Yesterday I attended the LESPAR Interdisciplinary Networking Workshop on Antimicrobial Resistance (AMR) - The Nottingham Edition as I call it (@ MediCity). With a 5 stars organisation (these logos on the right side name them) I must say it was definitely one of the workshops that helped me learn the most on AMR these last 7 months. Second place goes to the one in Birmingham organised by Antibiotic Action last April.
As usual I took a lot of notes that I will be sharing with you on 4 different posts, so the information load doesn't pile to utter boredom. If I can list one positive and one negative I would say that the networking model they found is a great one to implement in the future to come in many other events that merge scientists from different backgrounds. It really triggers contribution, it really prepares the tables for the stressing of real life issues and allows possible solutions to rise from sincere discussions. On the negative part something that was present but is not exclusive to this event, as pretty much everyone these days unfortunately go that way, I talk of the neglecting of opinions from those who are mere students. The latter stated doesn't really concern the organisers, they actually promoted an open debate to vocalise everyone's thoughts. But when in a table where scientific discussions are taking place, those with a higher status and experience, e.g., PIs, Research Associates, Associate Professors, Funding Bodies' Representatives have the upper hand. And students acti wrongly as they just recline, sit back and watch the ping pong take place. I don't do that, I do the opposite whenever I can. I contribute, I share my views, I participate. But sometimes it is just impossible for some students to break the shell and offer their perspective because some on the higher levels will inhibit it (intendedly or unintendedly).
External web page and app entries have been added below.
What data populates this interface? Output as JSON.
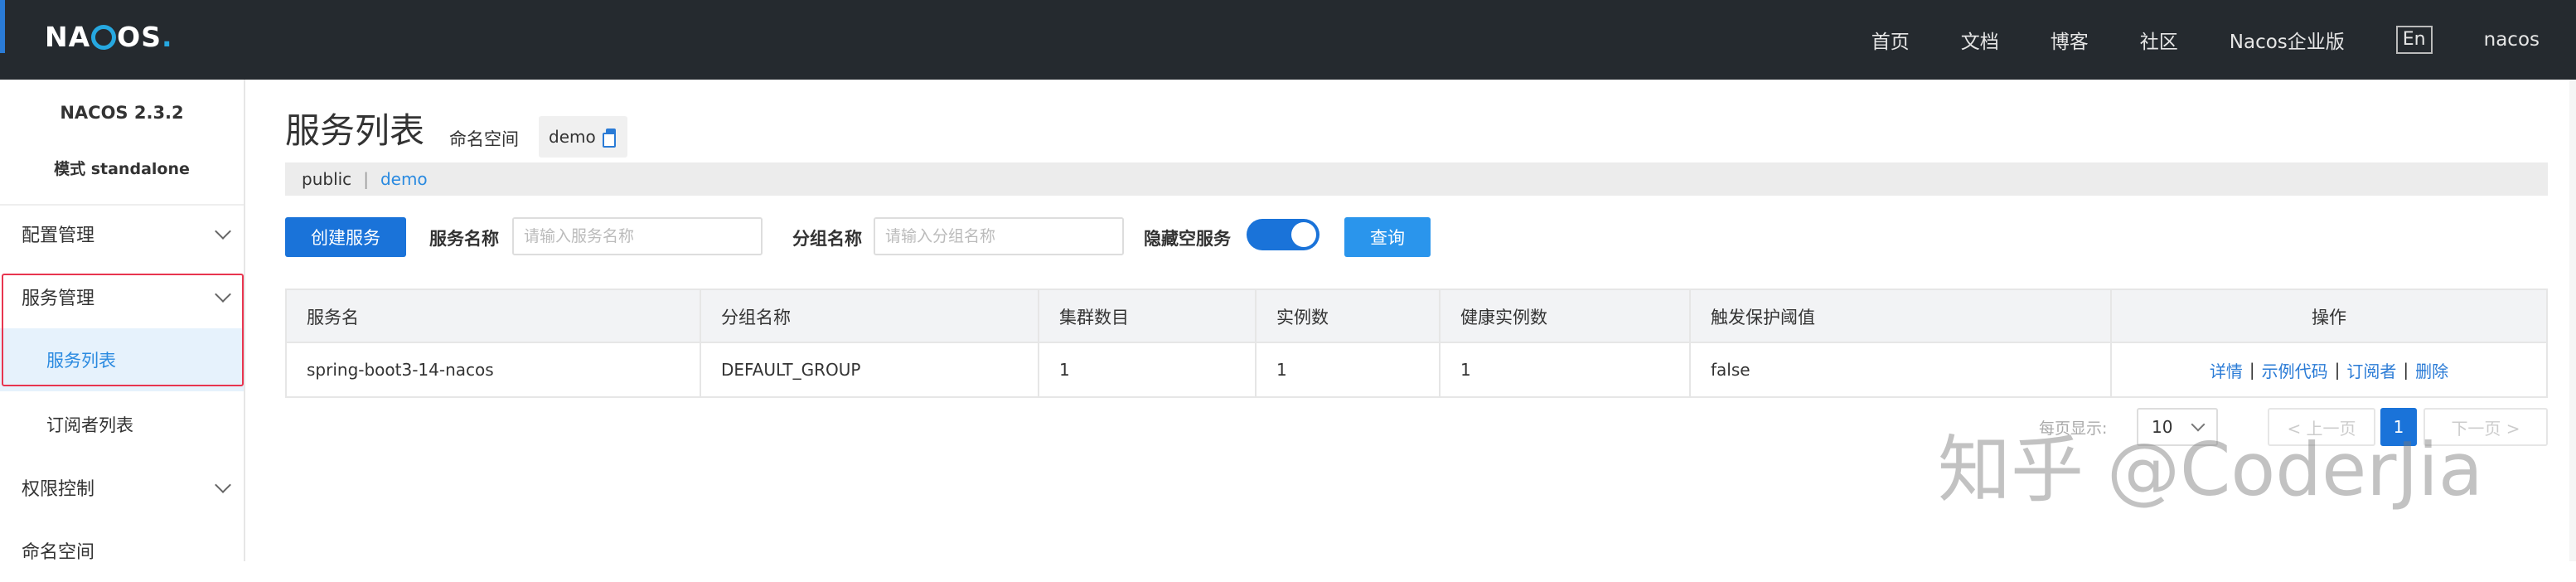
{
  "header": {
    "logo_text": "NACOS.",
    "nav": [
      "首页",
      "文档",
      "博客",
      "社区",
      "Nacos企业版"
    ],
    "lang": "En",
    "user": "nacos"
  },
  "sidebar": {
    "version": "NACOS 2.3.2",
    "mode": "模式 standalone",
    "items": [
      {
        "label": "配置管理"
      },
      {
        "label": "服务管理"
      },
      {
        "label": "服务列表"
      },
      {
        "label": "订阅者列表"
      },
      {
        "label": "权限控制"
      },
      {
        "label": "命名空间"
      }
    ]
  },
  "main": {
    "title": "服务列表",
    "namespace_label": "命名空间",
    "namespace_value": "demo",
    "ns_tabs": {
      "public": "public",
      "sep": "|",
      "demo": "demo"
    },
    "filters": {
      "create_button": "创建服务",
      "service_name_label": "服务名称",
      "service_name_placeholder": "请输入服务名称",
      "group_name_label": "分组名称",
      "group_name_placeholder": "请输入分组名称",
      "hide_empty_label": "隐藏空服务",
      "hide_empty_on": true,
      "query_button": "查询"
    },
    "table": {
      "columns": [
        "服务名",
        "分组名称",
        "集群数目",
        "实例数",
        "健康实例数",
        "触发保护阈值",
        "操作"
      ],
      "rows": [
        {
          "service": "spring-boot3-14-nacos",
          "group": "DEFAULT_GROUP",
          "clusters": "1",
          "instances": "1",
          "healthy": "1",
          "threshold": "false",
          "ops": [
            "详情",
            "示例代码",
            "订阅者",
            "删除"
          ]
        }
      ]
    },
    "pagination": {
      "per_page_label": "每页显示:",
      "per_page": "10",
      "prev": "< 上一页",
      "current": "1",
      "next": "下一页 >"
    }
  },
  "watermark": "知乎 @CoderJia",
  "colors": {
    "header_bg": "#252a2f",
    "primary": "#1a73d9",
    "link": "#2a7bd6",
    "highlight": "#e8354f"
  }
}
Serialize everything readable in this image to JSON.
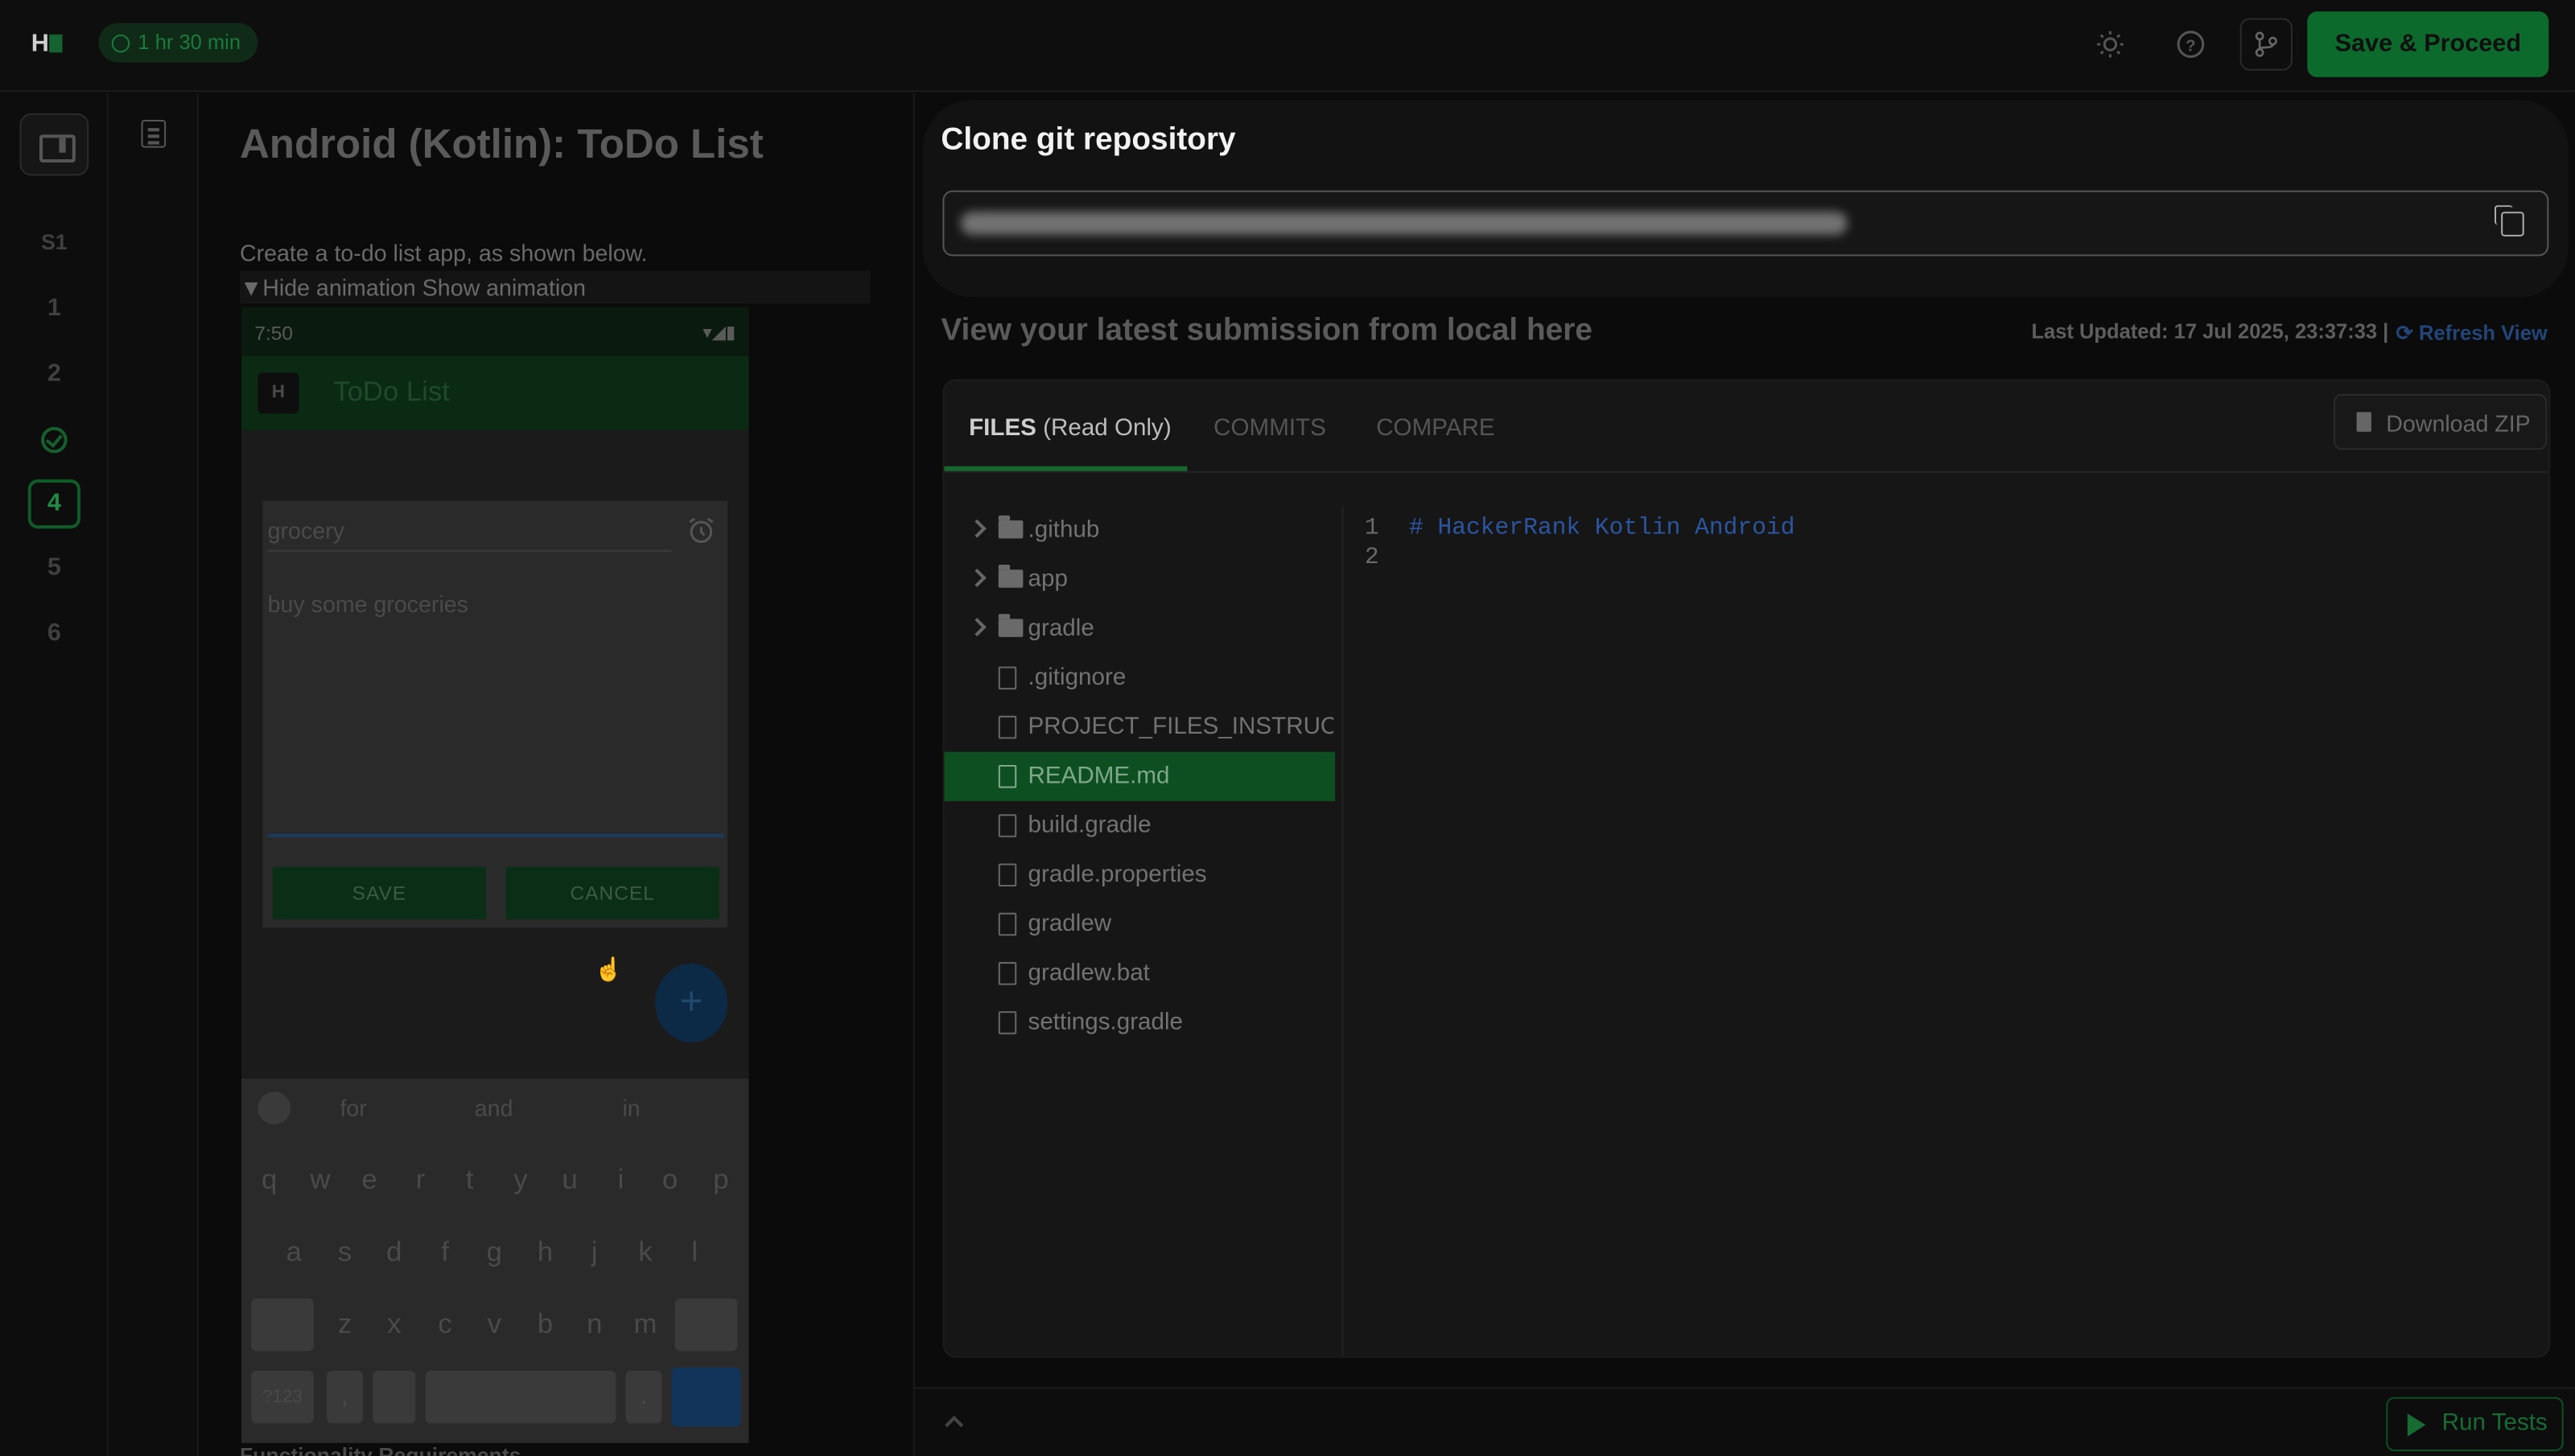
{
  "header": {
    "logo_text": "H",
    "timer": "1 hr 30 min",
    "save_label": "Save & Proceed",
    "icons": [
      "sun-icon",
      "help-icon",
      "git-branch-icon"
    ]
  },
  "rail": {
    "items": [
      "S1",
      "1",
      "2",
      "3",
      "4",
      "5",
      "6"
    ],
    "current": "4",
    "completed": "3"
  },
  "question": {
    "title": "Android (Kotlin): ToDo List",
    "description": "Create a to-do list app, as shown below.",
    "anim_toggle": "▼Hide animation Show animation",
    "next_heading": "Functionality Requirements"
  },
  "phone": {
    "time": "7:50",
    "app_title": "ToDo List",
    "logo": "H",
    "title_input": "grocery",
    "body_text": "buy some groceries",
    "save": "SAVE",
    "cancel": "CANCEL",
    "fab": "+",
    "suggestions": [
      "for",
      "and",
      "in"
    ],
    "row1": [
      "q",
      "w",
      "e",
      "r",
      "t",
      "y",
      "u",
      "i",
      "o",
      "p"
    ],
    "row2": [
      "a",
      "s",
      "d",
      "f",
      "g",
      "h",
      "j",
      "k",
      "l"
    ],
    "row3": [
      "z",
      "x",
      "c",
      "v",
      "b",
      "n",
      "m"
    ],
    "sym": "?123",
    "comma": ",",
    "period": "."
  },
  "clone": {
    "title": "Clone git repository"
  },
  "submission": {
    "heading": "View your latest submission from local here",
    "last_updated": "Last Updated: 17 Jul 2025, 23:37:33 |",
    "refresh": "Refresh View",
    "tabs": [
      {
        "label_main": "FILES",
        "label_sub": " (Read Only)"
      },
      {
        "label_main": "COMMITS"
      },
      {
        "label_main": "COMPARE"
      }
    ],
    "download": "Download ZIP",
    "tree": [
      {
        "name": ".github",
        "type": "folder"
      },
      {
        "name": "app",
        "type": "folder"
      },
      {
        "name": "gradle",
        "type": "folder"
      },
      {
        "name": ".gitignore",
        "type": "file"
      },
      {
        "name": "PROJECT_FILES_INSTRUCTIONS.md",
        "type": "file"
      },
      {
        "name": "README.md",
        "type": "file",
        "selected": true
      },
      {
        "name": "build.gradle",
        "type": "file"
      },
      {
        "name": "gradle.properties",
        "type": "file"
      },
      {
        "name": "gradlew",
        "type": "file"
      },
      {
        "name": "gradlew.bat",
        "type": "file"
      },
      {
        "name": "settings.gradle",
        "type": "file"
      }
    ],
    "code_lines": [
      "# HackerRank Kotlin Android",
      ""
    ]
  },
  "footer": {
    "run_tests": "Run Tests"
  },
  "colors": {
    "accent_green": "#1ba94c",
    "selected_row": "#0e4f21",
    "link_blue": "#22467a"
  }
}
Nevertheless, what a great event! I will kick-off on the next post with what was said yesterday by the different people. During the whole event I took loads of notes. Please make sure you try to read it because the content comes from professionals who dictate a lot of the pulsating actions that are taking place in AMR research these days. And one thing I learned from this event immediately is that the direction of such pulsating research will very soon turn sides.